The gene products produced by murine cytomegalovirus (MCMV) in infected cells prior to viral DNA synthesis are believed to control the interaction of the virus with the cells, determining whether a permissive infection results, with virus replication, or whether further virus gene expression is inhibited, resulting in a latent or abortive infection. The aim of this study was to characterize the early viral gene products that are produced in permissive and nonpermissive cells. The proteins produced in 3T3-L1 cells, permissively infected with MCMV, during the first six hours of infection (the period prior to viral DNA replication) were characterized by polyacrylamide gel electrophoresis. Ten of the proteins were classified as immediate-early (IE) and seven as early according to their time of synthesis and also according to their synthesis in the presence of actinomycin D following the reversal of a cycloheximide mediated block in protein synthesis. The estimated molecular weights ranged from 28K - 100K. The synthesis of a dominant IE protein of 100K was significantly increased, after the reversal of a cycloheximide block, compared to unenhanced conditions. The synthesis of two other major IE proteins of 96K and 89K were also significantly enhanced by this treatment. The 100K and 89K proteins partitioned with the nuclear, cytoplasmic and cytoskeletal fractions, while the 96K protein partitioned more strongly with the nuclei. These proteins were phosphorylated. The other IE proteins were synthesized in lesser amounts. The major early proteins, which had molecular weights of 39K and 36K, were also phosphorylated and were exclusively nucleus-associated.

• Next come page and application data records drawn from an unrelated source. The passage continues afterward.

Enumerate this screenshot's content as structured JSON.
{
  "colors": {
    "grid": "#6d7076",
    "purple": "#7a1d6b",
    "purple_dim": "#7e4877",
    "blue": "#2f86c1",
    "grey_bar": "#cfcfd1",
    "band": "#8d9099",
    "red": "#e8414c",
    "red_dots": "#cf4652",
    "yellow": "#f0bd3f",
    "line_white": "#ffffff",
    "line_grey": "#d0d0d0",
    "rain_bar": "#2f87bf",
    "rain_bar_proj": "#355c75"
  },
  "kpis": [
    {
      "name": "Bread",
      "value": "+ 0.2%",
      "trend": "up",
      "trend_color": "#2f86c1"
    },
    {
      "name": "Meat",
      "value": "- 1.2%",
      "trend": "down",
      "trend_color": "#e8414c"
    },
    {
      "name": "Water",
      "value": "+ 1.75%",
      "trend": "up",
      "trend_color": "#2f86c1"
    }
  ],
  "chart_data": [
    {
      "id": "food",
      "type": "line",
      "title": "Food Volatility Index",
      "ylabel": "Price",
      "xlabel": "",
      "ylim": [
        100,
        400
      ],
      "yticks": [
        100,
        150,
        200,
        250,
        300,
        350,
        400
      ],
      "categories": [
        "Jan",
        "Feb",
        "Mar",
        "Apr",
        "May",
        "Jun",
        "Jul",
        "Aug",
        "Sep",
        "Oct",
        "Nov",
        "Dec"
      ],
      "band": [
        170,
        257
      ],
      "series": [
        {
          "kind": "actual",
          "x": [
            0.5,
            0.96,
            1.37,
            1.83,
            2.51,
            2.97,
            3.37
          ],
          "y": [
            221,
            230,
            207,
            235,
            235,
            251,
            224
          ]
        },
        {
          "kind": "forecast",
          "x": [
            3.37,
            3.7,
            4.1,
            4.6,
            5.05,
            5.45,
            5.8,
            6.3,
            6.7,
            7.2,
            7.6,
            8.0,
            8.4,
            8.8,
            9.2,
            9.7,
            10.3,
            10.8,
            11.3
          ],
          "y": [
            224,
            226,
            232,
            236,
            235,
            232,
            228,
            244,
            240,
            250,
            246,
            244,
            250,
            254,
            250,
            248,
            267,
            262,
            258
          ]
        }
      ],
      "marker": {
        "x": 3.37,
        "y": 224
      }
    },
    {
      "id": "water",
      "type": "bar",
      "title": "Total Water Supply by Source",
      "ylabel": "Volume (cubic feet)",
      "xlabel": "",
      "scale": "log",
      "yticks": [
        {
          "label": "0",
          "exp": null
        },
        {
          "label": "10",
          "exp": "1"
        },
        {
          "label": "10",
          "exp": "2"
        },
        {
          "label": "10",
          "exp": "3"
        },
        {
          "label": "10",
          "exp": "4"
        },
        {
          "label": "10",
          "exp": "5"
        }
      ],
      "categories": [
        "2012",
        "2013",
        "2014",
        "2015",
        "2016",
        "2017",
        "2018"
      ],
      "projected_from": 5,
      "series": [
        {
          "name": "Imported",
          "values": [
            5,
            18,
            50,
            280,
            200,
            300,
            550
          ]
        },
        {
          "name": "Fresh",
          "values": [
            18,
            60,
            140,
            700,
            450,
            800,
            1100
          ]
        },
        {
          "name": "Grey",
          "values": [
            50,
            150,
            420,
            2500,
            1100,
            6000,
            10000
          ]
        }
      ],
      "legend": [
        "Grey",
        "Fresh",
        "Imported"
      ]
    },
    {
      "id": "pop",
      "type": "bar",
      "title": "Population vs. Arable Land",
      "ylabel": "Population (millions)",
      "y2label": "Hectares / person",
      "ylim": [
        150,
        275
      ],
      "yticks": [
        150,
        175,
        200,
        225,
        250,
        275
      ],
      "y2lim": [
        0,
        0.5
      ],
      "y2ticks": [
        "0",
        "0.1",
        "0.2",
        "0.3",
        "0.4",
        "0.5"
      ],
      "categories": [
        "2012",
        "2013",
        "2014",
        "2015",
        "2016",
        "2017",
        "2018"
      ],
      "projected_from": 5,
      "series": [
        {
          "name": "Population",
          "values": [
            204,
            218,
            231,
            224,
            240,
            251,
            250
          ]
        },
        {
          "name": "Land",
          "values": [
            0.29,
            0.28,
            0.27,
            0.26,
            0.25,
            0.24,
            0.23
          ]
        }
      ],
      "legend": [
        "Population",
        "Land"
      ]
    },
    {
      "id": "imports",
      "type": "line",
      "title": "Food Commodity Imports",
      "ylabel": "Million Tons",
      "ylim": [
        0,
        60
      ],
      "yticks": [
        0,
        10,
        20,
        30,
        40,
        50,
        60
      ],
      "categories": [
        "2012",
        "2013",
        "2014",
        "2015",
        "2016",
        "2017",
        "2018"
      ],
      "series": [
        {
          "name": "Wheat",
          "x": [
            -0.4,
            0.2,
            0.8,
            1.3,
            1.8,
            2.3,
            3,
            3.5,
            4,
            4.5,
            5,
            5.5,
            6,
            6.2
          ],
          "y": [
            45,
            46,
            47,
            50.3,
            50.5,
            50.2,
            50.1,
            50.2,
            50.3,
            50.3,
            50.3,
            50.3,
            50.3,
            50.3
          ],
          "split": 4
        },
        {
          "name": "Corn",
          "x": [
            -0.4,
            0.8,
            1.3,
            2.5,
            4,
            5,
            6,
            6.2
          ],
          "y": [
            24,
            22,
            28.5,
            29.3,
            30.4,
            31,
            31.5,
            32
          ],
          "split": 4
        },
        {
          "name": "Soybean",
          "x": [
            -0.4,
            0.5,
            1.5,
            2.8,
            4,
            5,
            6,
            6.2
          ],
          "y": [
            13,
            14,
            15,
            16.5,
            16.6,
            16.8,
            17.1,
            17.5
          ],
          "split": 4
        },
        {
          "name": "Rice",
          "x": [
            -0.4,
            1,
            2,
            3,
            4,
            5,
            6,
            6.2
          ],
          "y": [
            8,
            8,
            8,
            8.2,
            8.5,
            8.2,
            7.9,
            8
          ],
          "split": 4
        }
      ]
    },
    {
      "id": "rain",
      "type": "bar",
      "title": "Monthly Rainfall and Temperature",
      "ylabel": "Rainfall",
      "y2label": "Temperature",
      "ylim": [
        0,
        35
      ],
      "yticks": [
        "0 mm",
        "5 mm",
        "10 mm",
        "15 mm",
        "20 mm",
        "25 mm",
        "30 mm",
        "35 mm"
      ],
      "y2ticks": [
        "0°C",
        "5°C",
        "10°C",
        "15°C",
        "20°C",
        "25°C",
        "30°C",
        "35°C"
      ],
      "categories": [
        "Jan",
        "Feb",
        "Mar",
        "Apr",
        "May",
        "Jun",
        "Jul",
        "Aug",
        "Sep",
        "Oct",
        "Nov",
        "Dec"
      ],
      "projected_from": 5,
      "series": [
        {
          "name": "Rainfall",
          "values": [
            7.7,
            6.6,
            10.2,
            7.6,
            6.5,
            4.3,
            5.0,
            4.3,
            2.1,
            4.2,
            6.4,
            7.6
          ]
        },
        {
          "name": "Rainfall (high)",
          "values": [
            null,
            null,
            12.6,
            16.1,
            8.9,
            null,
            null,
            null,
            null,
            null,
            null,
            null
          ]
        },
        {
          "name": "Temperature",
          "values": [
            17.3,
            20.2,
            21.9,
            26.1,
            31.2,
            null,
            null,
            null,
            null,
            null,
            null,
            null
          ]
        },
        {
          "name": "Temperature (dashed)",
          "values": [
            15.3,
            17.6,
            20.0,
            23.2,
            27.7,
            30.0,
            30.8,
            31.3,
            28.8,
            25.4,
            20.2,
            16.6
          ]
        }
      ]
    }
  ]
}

A number of the IE and early proteins had affinity for native and denatured DNA-cellulose. The same major IE and early proteins were identified in nonpermissively infected J774A.1 macrophage cells. Although 0.6% of these cells became permissively infected with MCMV and the rest appeared to be nonpermissively infected, viral DNA and late protein synthesis was not detected. The major difference between the proteins produced in 3T3-L1 cells and J774A.1 cells was the affinity of the 96K protein for denatured DNA-cellulose, which was only observed when the protein was synthesized in J774A.1 cells. The main IE and early MCMV induced proteins were also synthesized in nonpermissively infected human fibroblast cells. The only difference between the proteins produced in these cells and 3T3-L1 cells was that the 100K IE protein appeared to have a greater nuclear-affinity, when produced in the human fibroblasts, than was found when synthesized in infected 3T3-L1 cells. In conclusion, a larger number of IE and early MCMV-induced proteins were identified in infected cells than had been previously characterized. There was no evidence of restricted MCMV gene expression occurring in two different cell types that were nonpermissively infected. This appeared to indicate that, in the nonpermissive experiments described, MCMV replication was inhibited at the stage of viral DNA synthesis.